Task details: Below are the entries; output exactly the lines from the one containing "Serialize everything readable" through the final line, inclusive.

Data excerpts:
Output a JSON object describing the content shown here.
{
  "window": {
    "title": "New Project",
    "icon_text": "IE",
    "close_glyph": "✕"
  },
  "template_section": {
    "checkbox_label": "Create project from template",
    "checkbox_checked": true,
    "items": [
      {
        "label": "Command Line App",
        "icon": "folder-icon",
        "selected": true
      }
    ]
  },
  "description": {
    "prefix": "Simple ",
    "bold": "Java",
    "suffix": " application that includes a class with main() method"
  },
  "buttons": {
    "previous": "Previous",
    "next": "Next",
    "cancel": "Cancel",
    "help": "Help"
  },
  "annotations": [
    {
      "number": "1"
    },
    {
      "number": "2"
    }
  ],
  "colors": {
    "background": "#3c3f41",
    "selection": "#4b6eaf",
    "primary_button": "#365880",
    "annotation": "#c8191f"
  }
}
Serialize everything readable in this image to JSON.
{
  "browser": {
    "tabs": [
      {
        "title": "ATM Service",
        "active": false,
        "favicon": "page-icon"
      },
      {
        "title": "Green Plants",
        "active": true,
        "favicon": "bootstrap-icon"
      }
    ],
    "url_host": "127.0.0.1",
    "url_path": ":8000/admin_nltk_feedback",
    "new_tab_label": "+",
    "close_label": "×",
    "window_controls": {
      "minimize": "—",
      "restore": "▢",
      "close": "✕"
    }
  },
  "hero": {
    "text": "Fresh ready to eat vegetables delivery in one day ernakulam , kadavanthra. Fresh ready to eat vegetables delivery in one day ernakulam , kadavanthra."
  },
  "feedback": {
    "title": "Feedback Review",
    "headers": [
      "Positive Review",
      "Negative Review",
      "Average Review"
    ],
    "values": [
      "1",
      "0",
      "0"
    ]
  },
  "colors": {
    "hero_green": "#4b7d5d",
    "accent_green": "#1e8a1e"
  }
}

Your response:
Serialize everything readable in this image to JSON.
{
  "browser": {
    "tabs": [
      {
        "title": "ATM Service",
        "active": false,
        "favicon": "page-icon"
      },
      {
        "title": "Green Plants",
        "active": true,
        "favicon": "bootstrap-icon"
      }
    ],
    "url_host": "127.0.0.1",
    "url_path": ":8000/admin_nltk_feedback",
    "new_tab_label": "+",
    "close_label": "×",
    "window_controls": {
      "minimize": "—",
      "restore": "▢",
      "close": "✕"
    }
  },
  "hero": {
    "text": "Fresh ready to eat vegetables delivery in one day ernakulam , kadavanthra. Fresh ready to eat vegetables delivery in one day ernakulam , kadavanthra."
  },
  "feedback": {
    "title": "Feedback Review",
    "headers": [
      "Positive Review",
      "Negative Review",
      "Average Review"
    ],
    "values": [
      "1",
      "0",
      "0"
    ]
  },
  "colors": {
    "hero_green": "#4b7d5d",
    "accent_green": "#1e8a1e"
  }
}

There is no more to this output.